This record, presumably, is what Johnson was trying to gesture towards in his acceptance speech when he waffled incoherently about the Conservatives understanding the ‘jostling sets of instincts in the human heart’ (truly, which of us does not wake up every day worrying about whether we would prefer to buy a house or share our wealth?).
Yet, his election to office represents a defining moment in the long story of Conservative decline. In his vacillation, his ineptitude, his fundamental lack of seriousness, Johnson is the perfect embodiment of a political tradition struggling to remain relevant in a changing world. His wildly contradictory statements and posture – ‘fuck business’ one moment, boasting about doing more to ‘stick up for bankers’ than anyone else the next; dropping vague hints about ‘One Nation Conservatism’, before promising massive tax cuts for the rich – encapsulate the contradictions running through the heart of a party that has boxed itself into a corner. It simply cannot effectively represent all the various fractions of its traditional support.
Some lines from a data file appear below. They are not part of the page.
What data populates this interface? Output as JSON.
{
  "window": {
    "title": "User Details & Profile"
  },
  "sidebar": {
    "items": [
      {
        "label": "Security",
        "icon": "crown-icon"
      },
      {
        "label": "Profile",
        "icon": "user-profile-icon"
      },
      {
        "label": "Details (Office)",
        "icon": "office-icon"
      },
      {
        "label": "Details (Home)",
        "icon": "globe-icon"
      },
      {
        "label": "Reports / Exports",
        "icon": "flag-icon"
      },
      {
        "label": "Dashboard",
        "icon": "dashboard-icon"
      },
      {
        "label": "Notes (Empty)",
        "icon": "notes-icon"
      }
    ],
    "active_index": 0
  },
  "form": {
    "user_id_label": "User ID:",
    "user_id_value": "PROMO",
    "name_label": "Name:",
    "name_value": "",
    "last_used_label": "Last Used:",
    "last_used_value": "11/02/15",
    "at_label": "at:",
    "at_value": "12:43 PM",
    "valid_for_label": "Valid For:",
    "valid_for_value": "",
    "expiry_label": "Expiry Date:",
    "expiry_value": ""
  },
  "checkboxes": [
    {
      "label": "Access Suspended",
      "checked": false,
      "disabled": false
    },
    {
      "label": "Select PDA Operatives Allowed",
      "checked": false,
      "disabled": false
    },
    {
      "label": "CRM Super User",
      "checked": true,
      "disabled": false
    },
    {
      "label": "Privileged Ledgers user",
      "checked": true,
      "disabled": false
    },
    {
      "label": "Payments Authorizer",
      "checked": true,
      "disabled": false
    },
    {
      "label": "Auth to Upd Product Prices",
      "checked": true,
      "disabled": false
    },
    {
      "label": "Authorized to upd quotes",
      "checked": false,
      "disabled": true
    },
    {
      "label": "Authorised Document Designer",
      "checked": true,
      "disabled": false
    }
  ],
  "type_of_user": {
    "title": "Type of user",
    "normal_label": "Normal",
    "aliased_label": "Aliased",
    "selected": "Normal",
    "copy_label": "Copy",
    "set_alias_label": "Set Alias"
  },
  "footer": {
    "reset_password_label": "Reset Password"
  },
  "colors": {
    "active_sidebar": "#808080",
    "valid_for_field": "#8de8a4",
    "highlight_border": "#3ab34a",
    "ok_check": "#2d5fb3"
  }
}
His coronation is less a way out of the Tories’ impasse than an admission that the best they can do is bluff their way from one crisis to the next. Johnson’s approach to Brexit, and governance in general, is akin to a Victorian Arctic explorer who thinks he can open the northwest passage simply by reciting the Iliad with a plucky attitude. That might wash with an aging, jingoistic, overwhelmingly white membership who seem to think they all personally fought on D-Day. How well it will go down with the public at large in the event of a snap general election remains to be seen.
There is a bigger story here of the declining competence of the ruling class, the long death of British conservatism, and the unintended consequences of the political alienation caused by the neoliberal restructuring of state and society. Boris Johnson has ascended to an office that his party would never dream of letting him near in normal times: we are witnessing a desperate role of the dice from a political tradition that has run out of ideas, and an expression of the current state of chaos among the ruling class and its political representatives. Do they really think Boris Johnson has the vision, the political skill, or simply the concentration span to offer any solutions here?
‘Do you feel daunted?’ he asked his party yesterday morning. The silence said it all.
Join the Fck Govt Fck Boris demonstration at Russell Square in London, starting from 5.30 pm today (Wednesday 24 July).